The evidence relating to the health effects of serum Vitamin D levels, sunlight exposure and Vitamin D intake remains inconclusive. Avoiding all sunlight exposure if you suffer from light sensitivity, or to reduce the risk of melanoma and other skin cancers, may be associated with Vitamin D deficiency.

Individuals avoiding all sun exposure should consider having their serum Vitamin D measured. If levels are reduced or deficient they may wish to consider taking supplementary vitamin D3, 10-25 micrograms per day, and increasing their intake of foods high in Vitamin D such as oily fish, eggs, meat, fortified margarines and cereals. Vitamin D3 supplements are widely available from health food shops.

Where can I get more information about vitiligo?

Web links to other leaflets:

Links to patient support groups:

The Vitiligo Society
7 Bell Yard,
London WC2A 2JR.
Tel: 0300 770 1249

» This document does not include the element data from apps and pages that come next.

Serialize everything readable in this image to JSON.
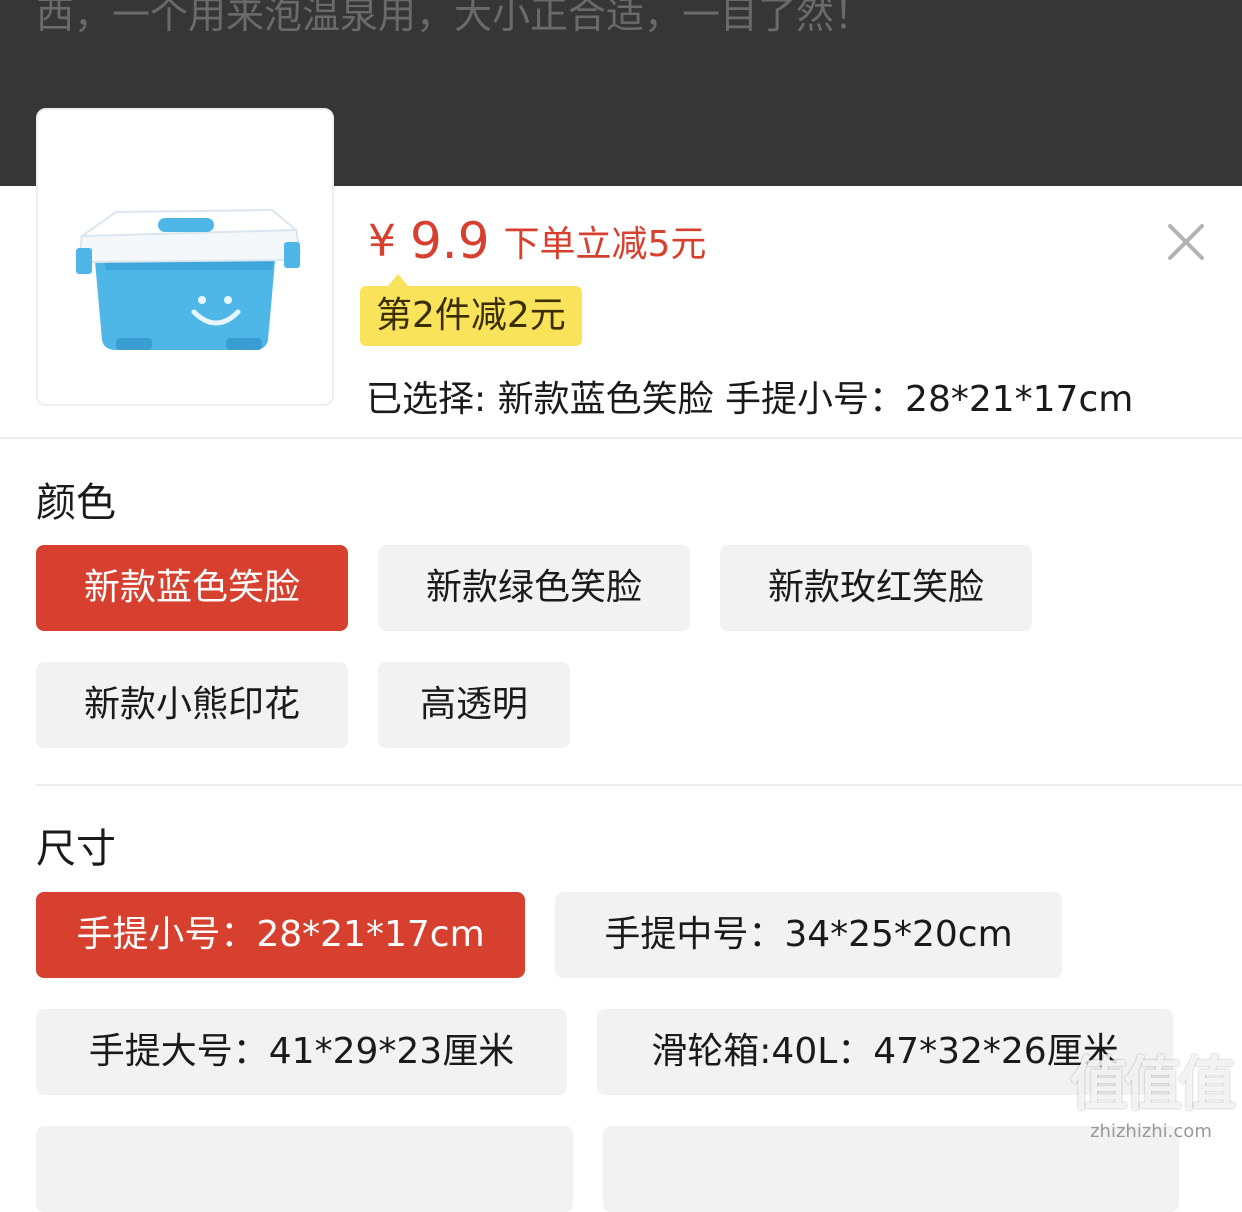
{
  "background_text": "西，一个用来泡温泉用，大小正合适，一目了然！",
  "product": {
    "currency": "¥",
    "price": "9.9",
    "discount_text": "下单立减5元",
    "promo_badge": "第2件减2元",
    "selected_label": "已选择:",
    "selected_value": "新款蓝色笑脸 手提小号：28*21*17cm"
  },
  "color_section": {
    "title": "颜色",
    "options": [
      "新款蓝色笑脸",
      "新款绿色笑脸",
      "新款玫红笑脸",
      "新款小熊印花",
      "高透明"
    ],
    "selected_index": 0
  },
  "size_section": {
    "title": "尺寸",
    "options": [
      "手提小号：28*21*17cm",
      "手提中号：34*25*20cm",
      "手提大号：41*29*23厘米",
      "滑轮箱:40L：47*32*26厘米"
    ],
    "selected_index": 0
  },
  "watermark": {
    "logo": "值值值",
    "url": "zhizhizhi.com"
  },
  "colors": {
    "accent": "#d7402e",
    "promo_bg": "#f9e35a",
    "chip_bg": "#f2f2f2",
    "overlay": "#363636"
  },
  "icons": {
    "close": "close-icon",
    "product": "product-thumbnail"
  }
}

Vitiligo Support UK
Tel: 0208 876 6870

Changing Faces
The Squire Centre
33-37 University Street
London, WC1E 6JN
Tel: 0300 012 0275 (for support and advice)
Tel: 0300 012 0276 (for the Skin Camouflage Service)

Other useful websites:

Vitiligo Support International is an American support group for patients:

The British Association of Dermatologists’ Guidelines for the management of people with vitiligo 2021 provide recommendations for treatment of the condition:

Jargon Buster:

Please note that the BAD provides web links to additional resources to help people access a range of information about their treatment or skin condition. The views expressed in these external resources may not be shared by the BAD or its members. The BAD has no control of and does not endorse the content of external links.

This leaflet aims to provide accurate information about the subject and is a consensus of the views held by representatives of the British Association of Dermatologists: individual patient circumstances may differ, which might alter both the advice and course of therapy given to you by your doctor.

This leaflet has been assessed for readability by the British Association of Dermatologists’ Patient Information Lay Review Panel


Download File